*** Data shown Section Begins ***

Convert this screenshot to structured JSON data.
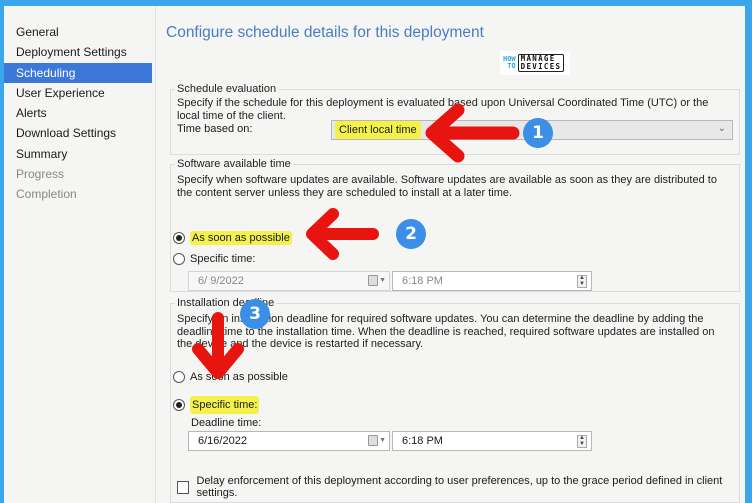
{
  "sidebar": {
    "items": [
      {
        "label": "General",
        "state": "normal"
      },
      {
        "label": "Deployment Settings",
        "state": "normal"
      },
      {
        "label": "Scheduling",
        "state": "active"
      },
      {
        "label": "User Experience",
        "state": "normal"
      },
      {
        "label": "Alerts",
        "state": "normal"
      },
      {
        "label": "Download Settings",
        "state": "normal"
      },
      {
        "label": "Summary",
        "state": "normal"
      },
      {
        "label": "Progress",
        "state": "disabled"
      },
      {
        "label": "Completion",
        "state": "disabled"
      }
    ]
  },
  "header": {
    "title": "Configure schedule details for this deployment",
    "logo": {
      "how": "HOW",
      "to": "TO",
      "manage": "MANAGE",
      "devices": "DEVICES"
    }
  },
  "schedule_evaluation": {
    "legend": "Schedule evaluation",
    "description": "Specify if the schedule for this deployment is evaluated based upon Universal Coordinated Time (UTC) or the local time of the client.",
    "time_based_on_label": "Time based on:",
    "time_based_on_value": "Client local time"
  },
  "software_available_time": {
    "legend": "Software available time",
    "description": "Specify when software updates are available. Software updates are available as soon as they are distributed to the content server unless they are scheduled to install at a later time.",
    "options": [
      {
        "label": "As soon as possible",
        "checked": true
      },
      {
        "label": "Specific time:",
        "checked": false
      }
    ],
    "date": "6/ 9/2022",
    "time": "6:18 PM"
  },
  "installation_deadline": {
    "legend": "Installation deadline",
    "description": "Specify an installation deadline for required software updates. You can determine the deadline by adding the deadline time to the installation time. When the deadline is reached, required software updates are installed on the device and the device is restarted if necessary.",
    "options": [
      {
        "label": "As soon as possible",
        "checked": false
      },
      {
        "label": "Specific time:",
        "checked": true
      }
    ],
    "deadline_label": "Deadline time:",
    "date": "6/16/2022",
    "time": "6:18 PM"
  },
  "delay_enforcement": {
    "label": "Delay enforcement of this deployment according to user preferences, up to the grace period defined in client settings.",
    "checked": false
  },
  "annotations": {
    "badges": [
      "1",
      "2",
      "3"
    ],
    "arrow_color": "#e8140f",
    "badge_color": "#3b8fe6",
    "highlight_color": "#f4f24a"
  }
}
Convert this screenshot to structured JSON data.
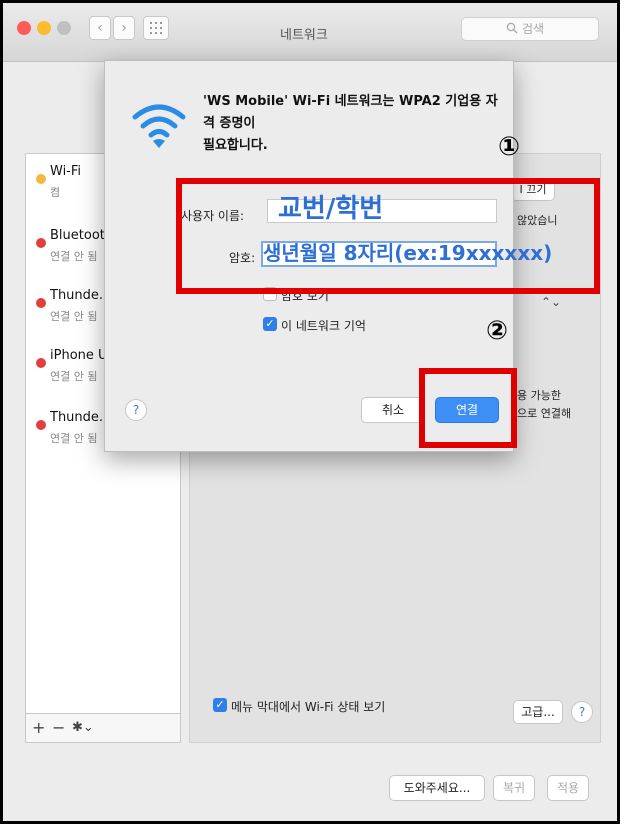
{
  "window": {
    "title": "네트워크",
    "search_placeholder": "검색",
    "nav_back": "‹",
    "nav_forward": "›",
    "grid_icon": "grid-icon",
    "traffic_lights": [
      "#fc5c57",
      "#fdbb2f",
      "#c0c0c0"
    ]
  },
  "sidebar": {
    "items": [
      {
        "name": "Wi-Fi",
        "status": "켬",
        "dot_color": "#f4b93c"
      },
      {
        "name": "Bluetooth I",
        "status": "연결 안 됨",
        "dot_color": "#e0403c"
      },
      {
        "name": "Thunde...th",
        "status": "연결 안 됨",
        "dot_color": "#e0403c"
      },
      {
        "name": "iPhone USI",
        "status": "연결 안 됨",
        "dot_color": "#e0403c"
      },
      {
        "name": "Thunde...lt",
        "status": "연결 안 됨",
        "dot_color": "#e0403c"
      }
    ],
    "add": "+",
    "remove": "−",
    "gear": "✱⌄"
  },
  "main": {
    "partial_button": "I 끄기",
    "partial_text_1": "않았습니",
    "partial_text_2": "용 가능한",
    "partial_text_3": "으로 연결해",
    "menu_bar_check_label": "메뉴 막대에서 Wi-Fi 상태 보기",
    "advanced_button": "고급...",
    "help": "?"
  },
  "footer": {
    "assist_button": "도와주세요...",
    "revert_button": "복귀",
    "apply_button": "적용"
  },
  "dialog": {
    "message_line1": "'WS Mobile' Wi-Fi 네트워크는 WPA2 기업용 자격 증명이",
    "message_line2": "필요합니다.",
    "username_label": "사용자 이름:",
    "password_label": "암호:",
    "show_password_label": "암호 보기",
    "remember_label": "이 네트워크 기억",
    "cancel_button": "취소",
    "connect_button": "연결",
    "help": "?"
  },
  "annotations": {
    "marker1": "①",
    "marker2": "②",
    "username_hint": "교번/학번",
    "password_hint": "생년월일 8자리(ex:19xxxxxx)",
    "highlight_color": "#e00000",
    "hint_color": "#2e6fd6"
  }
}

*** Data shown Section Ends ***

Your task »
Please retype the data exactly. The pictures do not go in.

Answer space »
Convert this screenshot to structured JSON data.
{
  "sidebar": {
    "items": [
      {
        "label": "General",
        "state": "normal"
      },
      {
        "label": "Deployment Settings",
        "state": "normal"
      },
      {
        "label": "Scheduling",
        "state": "active"
      },
      {
        "label": "User Experience",
        "state": "normal"
      },
      {
        "label": "Alerts",
        "state": "normal"
      },
      {
        "label": "Download Settings",
        "state": "normal"
      },
      {
        "label": "Summary",
        "state": "normal"
      },
      {
        "label": "Progress",
        "state": "disabled"
      },
      {
        "label": "Completion",
        "state": "disabled"
      }
    ]
  },
  "header": {
    "title": "Configure schedule details for this deployment",
    "logo": {
      "how": "HOW",
      "to": "TO",
      "manage": "MANAGE",
      "devices": "DEVICES"
    }
  },
  "schedule_evaluation": {
    "legend": "Schedule evaluation",
    "description": "Specify if the schedule for this deployment is evaluated based upon Universal Coordinated Time (UTC) or the local time of the client.",
    "time_based_on_label": "Time based on:",
    "time_based_on_value": "Client local time"
  },
  "software_available_time": {
    "legend": "Software available time",
    "description": "Specify when software updates are available. Software updates are available as soon as they are distributed to the content server unless they are scheduled to install at a later time.",
    "options": [
      {
        "label": "As soon as possible",
        "checked": true
      },
      {
        "label": "Specific time:",
        "checked": false
      }
    ],
    "date": "6/ 9/2022",
    "time": "6:18 PM"
  },
  "installation_deadline": {
    "legend": "Installation deadline",
    "description": "Specify an installation deadline for required software updates. You can determine the deadline by adding the deadline time to the installation time. When the deadline is reached, required software updates are installed on the device and the device is restarted if necessary.",
    "options": [
      {
        "label": "As soon as possible",
        "checked": false
      },
      {
        "label": "Specific time:",
        "checked": true
      }
    ],
    "deadline_label": "Deadline time:",
    "date": "6/16/2022",
    "time": "6:18 PM"
  },
  "delay_enforcement": {
    "label": "Delay enforcement of this deployment according to user preferences, up to the grace period defined in client settings.",
    "checked": false
  },
  "annotations": {
    "badges": [
      "1",
      "2",
      "3"
    ],
    "arrow_color": "#e8140f",
    "badge_color": "#3b8fe6",
    "highlight_color": "#f4f24a"
  }
}
Convert this screenshot to structured JSON data.
{
  "window": {
    "title": "네트워크",
    "search_placeholder": "검색",
    "nav_back": "‹",
    "nav_forward": "›",
    "grid_icon": "grid-icon",
    "traffic_lights": [
      "#fc5c57",
      "#fdbb2f",
      "#c0c0c0"
    ]
  },
  "sidebar": {
    "items": [
      {
        "name": "Wi-Fi",
        "status": "켬",
        "dot_color": "#f4b93c"
      },
      {
        "name": "Bluetooth I",
        "status": "연결 안 됨",
        "dot_color": "#e0403c"
      },
      {
        "name": "Thunde...th",
        "status": "연결 안 됨",
        "dot_color": "#e0403c"
      },
      {
        "name": "iPhone USI",
        "status": "연결 안 됨",
        "dot_color": "#e0403c"
      },
      {
        "name": "Thunde...lt",
        "status": "연결 안 됨",
        "dot_color": "#e0403c"
      }
    ],
    "add": "+",
    "remove": "−",
    "gear": "✱⌄"
  },
  "main": {
    "partial_button": "I 끄기",
    "partial_text_1": "않았습니",
    "partial_text_2": "용 가능한",
    "partial_text_3": "으로 연결해",
    "menu_bar_check_label": "메뉴 막대에서 Wi-Fi 상태 보기",
    "advanced_button": "고급...",
    "help": "?"
  },
  "footer": {
    "assist_button": "도와주세요...",
    "revert_button": "복귀",
    "apply_button": "적용"
  },
  "dialog": {
    "message_line1": "'WS Mobile' Wi-Fi 네트워크는 WPA2 기업용 자격 증명이",
    "message_line2": "필요합니다.",
    "username_label": "사용자 이름:",
    "password_label": "암호:",
    "show_password_label": "암호 보기",
    "remember_label": "이 네트워크 기억",
    "cancel_button": "취소",
    "connect_button": "연결",
    "help": "?"
  },
  "annotations": {
    "marker1": "①",
    "marker2": "②",
    "username_hint": "교번/학번",
    "password_hint": "생년월일 8자리(ex:19xxxxxx)",
    "highlight_color": "#e00000",
    "hint_color": "#2e6fd6"
  }
}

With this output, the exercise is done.